● **YOUR ASSIGNMENT**
Count every line that includes the string "kicker" in the entries that follow. Nothing besides the number is needed.

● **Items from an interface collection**
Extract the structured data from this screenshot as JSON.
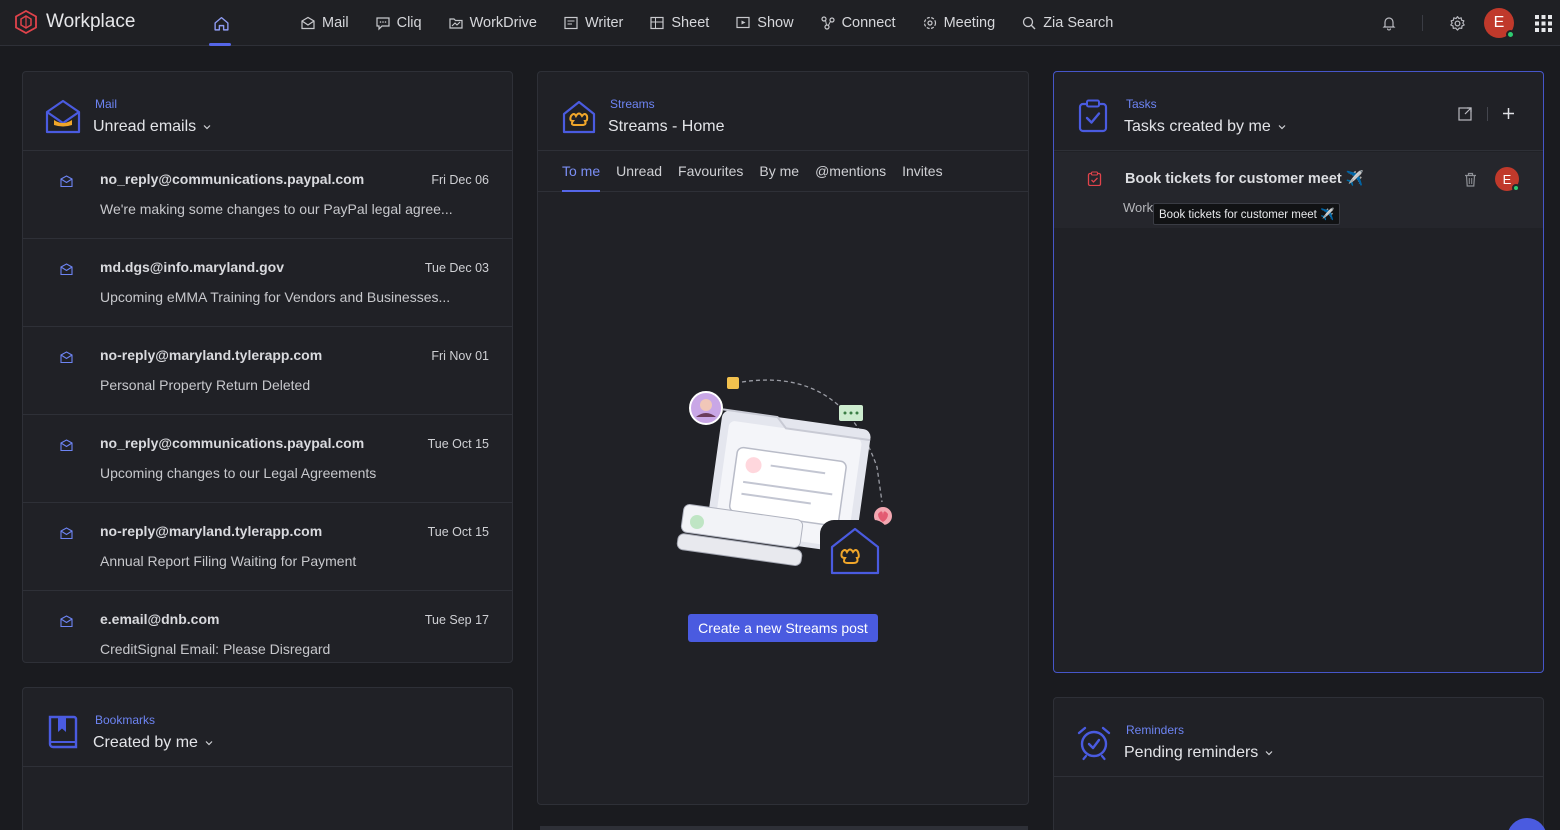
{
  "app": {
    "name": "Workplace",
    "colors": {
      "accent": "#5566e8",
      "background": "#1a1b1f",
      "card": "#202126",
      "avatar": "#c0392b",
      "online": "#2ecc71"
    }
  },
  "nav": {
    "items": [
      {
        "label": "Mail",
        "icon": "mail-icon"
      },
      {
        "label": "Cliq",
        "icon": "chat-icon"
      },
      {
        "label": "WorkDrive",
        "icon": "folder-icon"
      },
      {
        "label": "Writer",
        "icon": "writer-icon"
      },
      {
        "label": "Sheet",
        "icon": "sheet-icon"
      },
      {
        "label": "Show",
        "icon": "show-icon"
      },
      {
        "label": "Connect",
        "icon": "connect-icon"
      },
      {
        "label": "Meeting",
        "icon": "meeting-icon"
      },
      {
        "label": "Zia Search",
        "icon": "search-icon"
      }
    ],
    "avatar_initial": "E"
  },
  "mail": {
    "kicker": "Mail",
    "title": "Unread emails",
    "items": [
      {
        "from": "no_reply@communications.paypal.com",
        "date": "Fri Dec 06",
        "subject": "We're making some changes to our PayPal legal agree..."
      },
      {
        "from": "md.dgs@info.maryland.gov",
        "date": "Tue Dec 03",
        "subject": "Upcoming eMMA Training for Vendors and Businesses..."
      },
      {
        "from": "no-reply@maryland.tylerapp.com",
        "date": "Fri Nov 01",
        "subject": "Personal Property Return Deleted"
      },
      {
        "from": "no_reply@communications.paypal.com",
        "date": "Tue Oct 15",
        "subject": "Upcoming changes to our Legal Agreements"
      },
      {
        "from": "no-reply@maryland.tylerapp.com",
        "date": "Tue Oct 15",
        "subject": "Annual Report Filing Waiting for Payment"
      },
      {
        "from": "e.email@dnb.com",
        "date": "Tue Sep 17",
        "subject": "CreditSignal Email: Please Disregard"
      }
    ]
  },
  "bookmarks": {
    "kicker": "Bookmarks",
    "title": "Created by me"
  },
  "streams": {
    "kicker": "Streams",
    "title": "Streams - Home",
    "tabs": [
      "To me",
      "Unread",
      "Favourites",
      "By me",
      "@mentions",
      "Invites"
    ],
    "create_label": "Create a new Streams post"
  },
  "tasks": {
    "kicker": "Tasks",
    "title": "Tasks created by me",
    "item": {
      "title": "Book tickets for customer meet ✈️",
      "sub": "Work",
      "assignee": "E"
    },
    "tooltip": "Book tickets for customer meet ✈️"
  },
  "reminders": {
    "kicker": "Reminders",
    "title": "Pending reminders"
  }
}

● **ANSWER**
5